**Aim of the task:** Where the records below have a line with "icon", that line is to be copied.
Segment Start: Given records
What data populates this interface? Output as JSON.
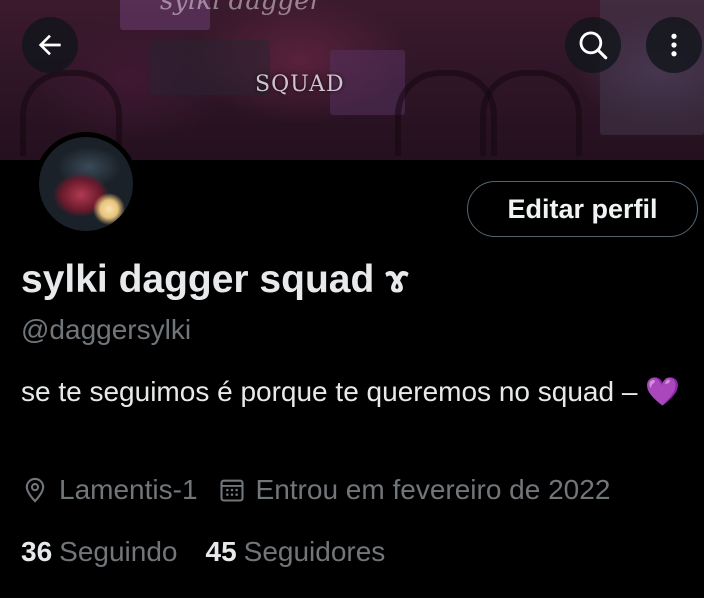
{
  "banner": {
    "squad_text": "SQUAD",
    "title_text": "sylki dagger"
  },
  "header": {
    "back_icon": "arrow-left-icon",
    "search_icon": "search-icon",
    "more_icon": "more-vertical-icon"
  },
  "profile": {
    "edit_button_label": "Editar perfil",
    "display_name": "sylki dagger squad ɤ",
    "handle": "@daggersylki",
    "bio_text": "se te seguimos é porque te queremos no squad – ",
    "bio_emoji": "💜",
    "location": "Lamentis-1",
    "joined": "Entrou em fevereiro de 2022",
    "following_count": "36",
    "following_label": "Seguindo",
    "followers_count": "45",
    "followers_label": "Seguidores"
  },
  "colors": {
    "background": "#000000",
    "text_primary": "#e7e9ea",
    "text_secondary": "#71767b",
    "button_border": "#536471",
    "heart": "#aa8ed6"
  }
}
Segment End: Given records
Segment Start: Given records
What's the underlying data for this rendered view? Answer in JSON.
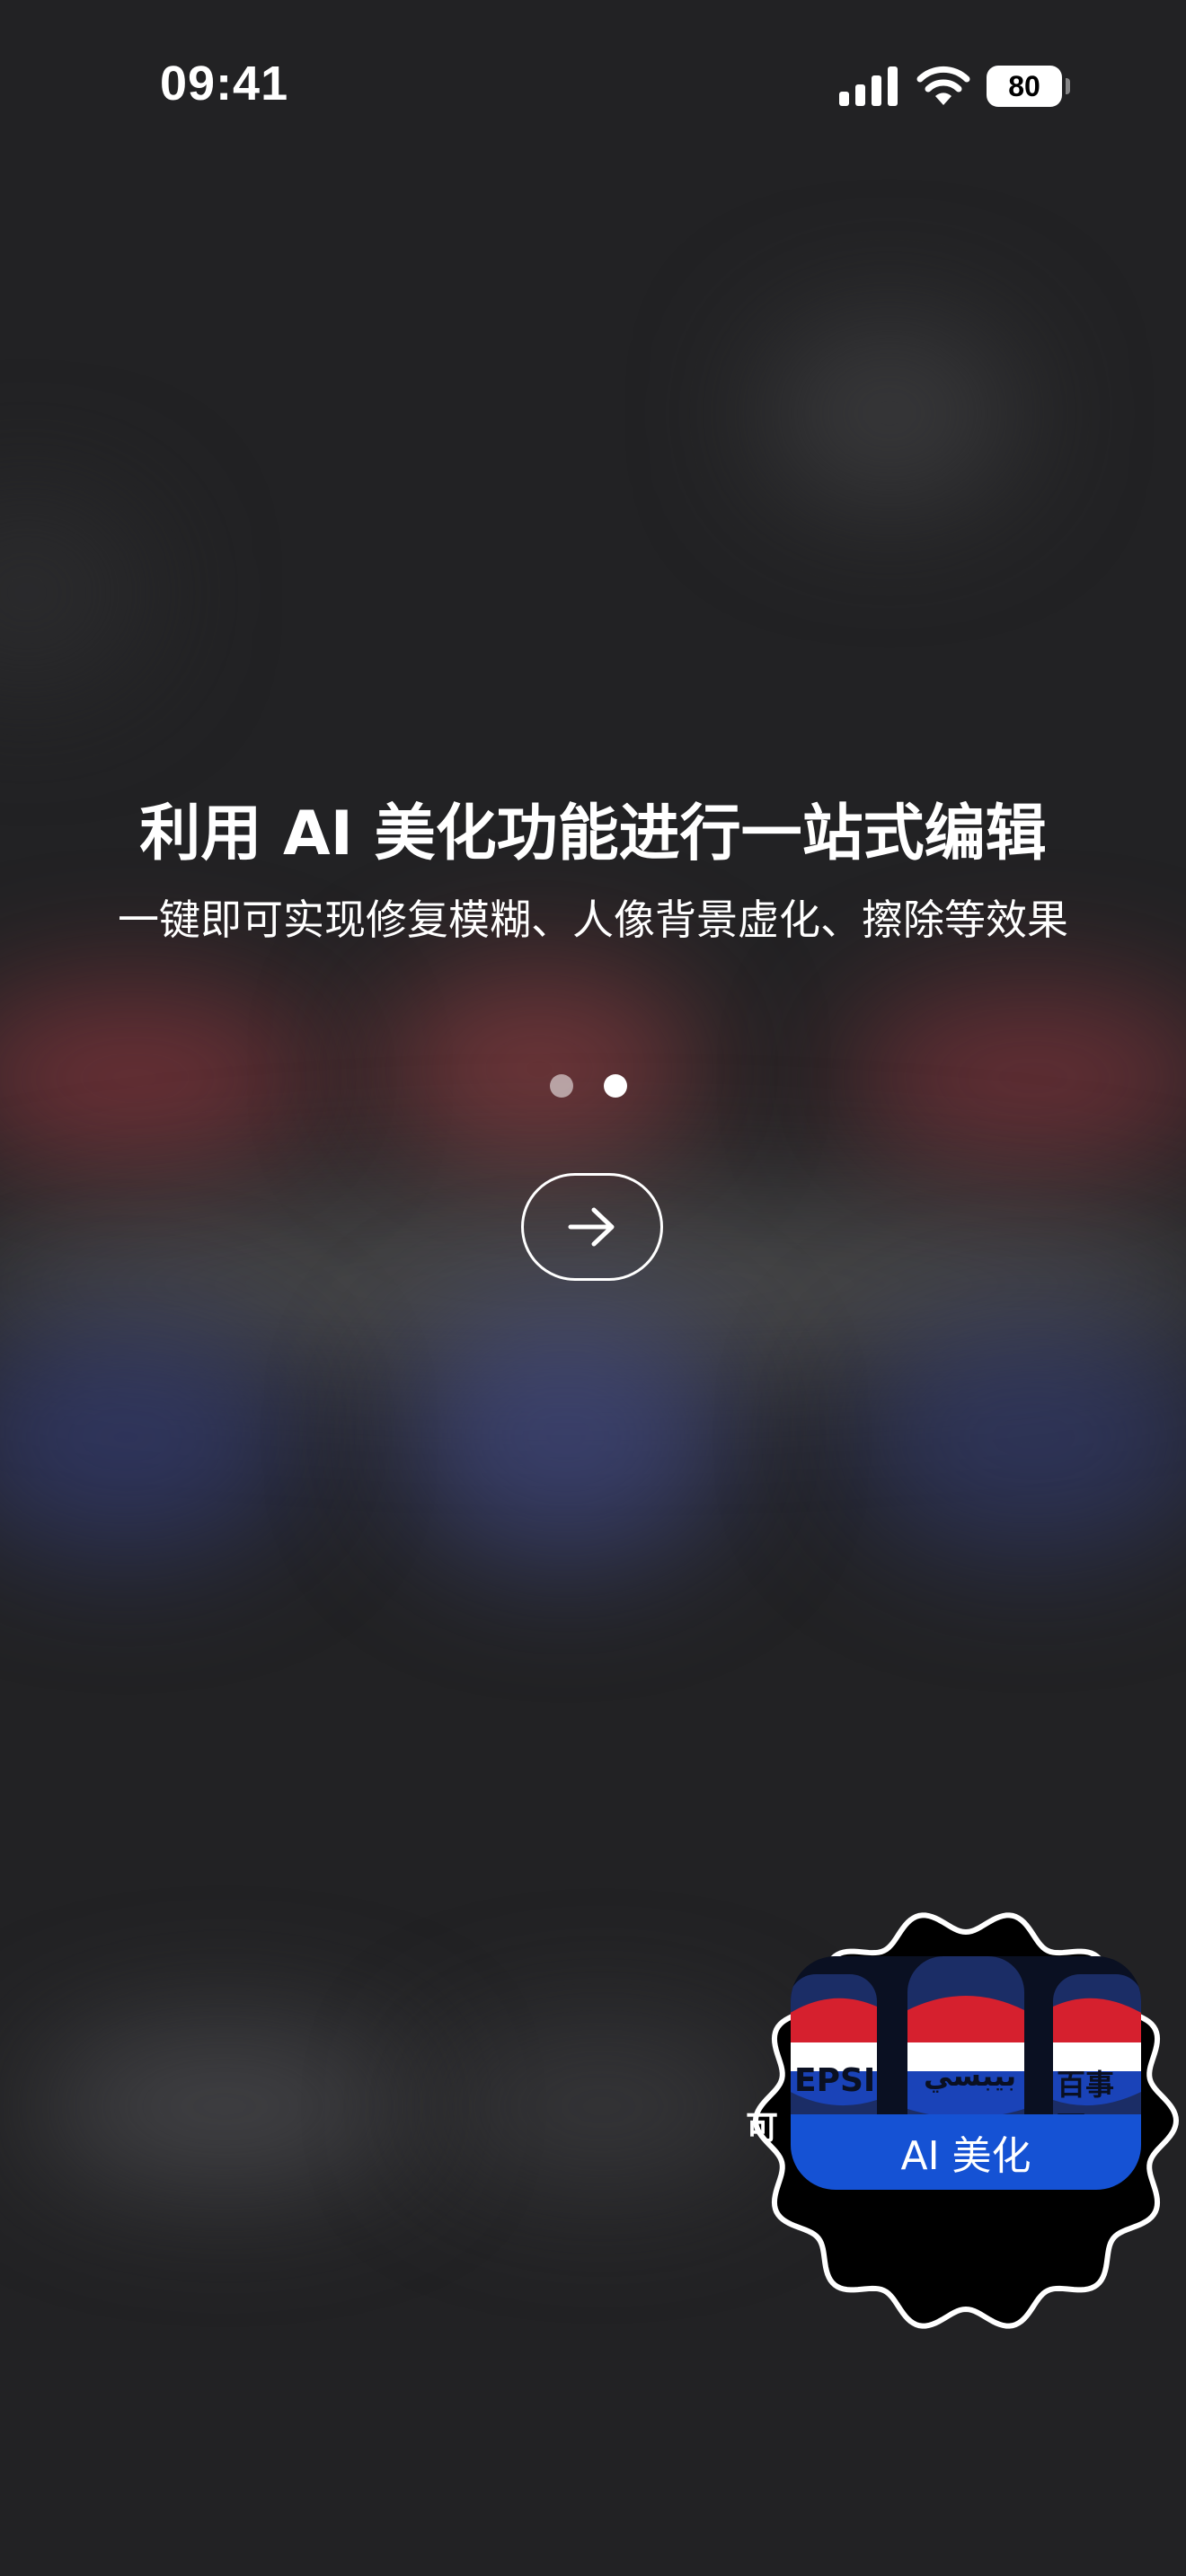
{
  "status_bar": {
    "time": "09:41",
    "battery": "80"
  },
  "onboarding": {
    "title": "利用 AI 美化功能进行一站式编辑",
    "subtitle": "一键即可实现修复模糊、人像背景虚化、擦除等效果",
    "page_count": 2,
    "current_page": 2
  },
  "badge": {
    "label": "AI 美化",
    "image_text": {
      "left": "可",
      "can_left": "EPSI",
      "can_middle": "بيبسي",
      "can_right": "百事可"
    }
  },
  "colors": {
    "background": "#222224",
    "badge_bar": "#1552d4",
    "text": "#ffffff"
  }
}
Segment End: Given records
**Written answer:**
    "back_icon": "arrow-left-icon",
    "search_icon": "search-icon",
    "more_icon": "more-vertical-icon"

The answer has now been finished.